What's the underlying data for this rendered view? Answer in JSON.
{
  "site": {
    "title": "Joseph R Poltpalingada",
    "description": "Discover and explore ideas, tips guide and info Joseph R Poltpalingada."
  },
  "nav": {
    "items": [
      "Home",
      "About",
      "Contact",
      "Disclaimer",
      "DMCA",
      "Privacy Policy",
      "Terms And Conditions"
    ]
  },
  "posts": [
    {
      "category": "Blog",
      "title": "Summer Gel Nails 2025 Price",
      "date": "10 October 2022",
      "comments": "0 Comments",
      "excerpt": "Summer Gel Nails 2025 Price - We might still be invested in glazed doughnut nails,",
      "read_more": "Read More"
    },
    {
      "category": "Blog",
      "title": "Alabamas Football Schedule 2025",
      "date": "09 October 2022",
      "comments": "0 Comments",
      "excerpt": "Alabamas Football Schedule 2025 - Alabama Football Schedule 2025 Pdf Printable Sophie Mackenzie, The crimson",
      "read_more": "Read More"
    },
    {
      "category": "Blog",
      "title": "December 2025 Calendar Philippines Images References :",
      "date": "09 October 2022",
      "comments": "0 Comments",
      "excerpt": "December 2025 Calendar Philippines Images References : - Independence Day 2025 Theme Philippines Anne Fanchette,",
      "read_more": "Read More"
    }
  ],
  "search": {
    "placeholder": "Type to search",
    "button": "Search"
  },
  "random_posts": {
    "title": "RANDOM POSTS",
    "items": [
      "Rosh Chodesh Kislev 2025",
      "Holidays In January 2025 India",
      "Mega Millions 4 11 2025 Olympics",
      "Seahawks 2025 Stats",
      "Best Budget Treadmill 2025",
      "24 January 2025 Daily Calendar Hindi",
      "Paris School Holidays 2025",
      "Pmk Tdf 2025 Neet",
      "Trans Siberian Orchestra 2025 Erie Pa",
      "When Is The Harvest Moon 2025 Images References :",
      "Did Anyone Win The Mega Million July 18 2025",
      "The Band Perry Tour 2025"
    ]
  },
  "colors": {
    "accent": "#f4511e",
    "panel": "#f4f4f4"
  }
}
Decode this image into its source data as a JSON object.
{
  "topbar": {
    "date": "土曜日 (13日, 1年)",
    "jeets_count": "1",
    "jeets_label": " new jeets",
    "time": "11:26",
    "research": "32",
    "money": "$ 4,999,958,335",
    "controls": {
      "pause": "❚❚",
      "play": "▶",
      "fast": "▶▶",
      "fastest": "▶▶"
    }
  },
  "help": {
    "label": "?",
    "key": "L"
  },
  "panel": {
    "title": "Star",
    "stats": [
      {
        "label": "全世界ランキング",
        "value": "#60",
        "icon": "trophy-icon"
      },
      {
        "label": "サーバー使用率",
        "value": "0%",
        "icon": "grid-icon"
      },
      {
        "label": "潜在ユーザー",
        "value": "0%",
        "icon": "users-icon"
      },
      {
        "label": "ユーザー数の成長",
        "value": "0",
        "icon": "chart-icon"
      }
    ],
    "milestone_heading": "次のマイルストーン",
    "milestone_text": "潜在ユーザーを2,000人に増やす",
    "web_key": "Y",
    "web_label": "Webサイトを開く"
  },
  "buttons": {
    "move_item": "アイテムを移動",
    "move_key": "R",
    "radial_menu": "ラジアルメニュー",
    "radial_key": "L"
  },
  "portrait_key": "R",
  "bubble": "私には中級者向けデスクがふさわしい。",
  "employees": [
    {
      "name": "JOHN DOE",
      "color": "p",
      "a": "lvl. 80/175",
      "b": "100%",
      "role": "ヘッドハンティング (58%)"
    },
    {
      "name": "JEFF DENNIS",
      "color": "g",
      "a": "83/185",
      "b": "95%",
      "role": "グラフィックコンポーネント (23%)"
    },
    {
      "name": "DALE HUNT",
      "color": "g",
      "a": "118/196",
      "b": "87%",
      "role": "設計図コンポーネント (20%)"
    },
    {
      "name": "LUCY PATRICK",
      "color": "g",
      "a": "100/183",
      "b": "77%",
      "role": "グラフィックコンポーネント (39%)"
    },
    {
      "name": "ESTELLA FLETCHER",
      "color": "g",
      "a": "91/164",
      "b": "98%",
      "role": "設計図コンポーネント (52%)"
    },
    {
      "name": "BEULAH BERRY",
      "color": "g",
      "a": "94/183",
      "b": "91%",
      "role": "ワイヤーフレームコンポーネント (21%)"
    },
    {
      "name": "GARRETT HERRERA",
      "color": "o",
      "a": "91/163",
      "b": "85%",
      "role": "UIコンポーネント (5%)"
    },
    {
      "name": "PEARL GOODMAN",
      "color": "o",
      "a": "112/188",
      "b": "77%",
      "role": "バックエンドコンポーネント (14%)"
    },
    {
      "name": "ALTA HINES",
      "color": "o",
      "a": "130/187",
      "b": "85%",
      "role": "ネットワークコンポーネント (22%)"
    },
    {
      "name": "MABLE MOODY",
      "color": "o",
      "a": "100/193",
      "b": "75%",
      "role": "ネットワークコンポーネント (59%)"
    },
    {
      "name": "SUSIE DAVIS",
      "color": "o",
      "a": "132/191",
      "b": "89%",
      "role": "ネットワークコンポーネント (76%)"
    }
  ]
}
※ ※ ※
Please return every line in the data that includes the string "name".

      "name": "JOHN DOE",
      "name": "JEFF DENNIS",
      "name": "DALE HUNT",
      "name": "LUCY PATRICK",
      "name": "ESTELLA FLETCHER",
      "name": "BEULAH BERRY",
      "name": "GARRETT HERRERA",
      "name": "PEARL GOODMAN",
      "name": "ALTA HINES",
      "name": "MABLE MOODY",
      "name": "SUSIE DAVIS",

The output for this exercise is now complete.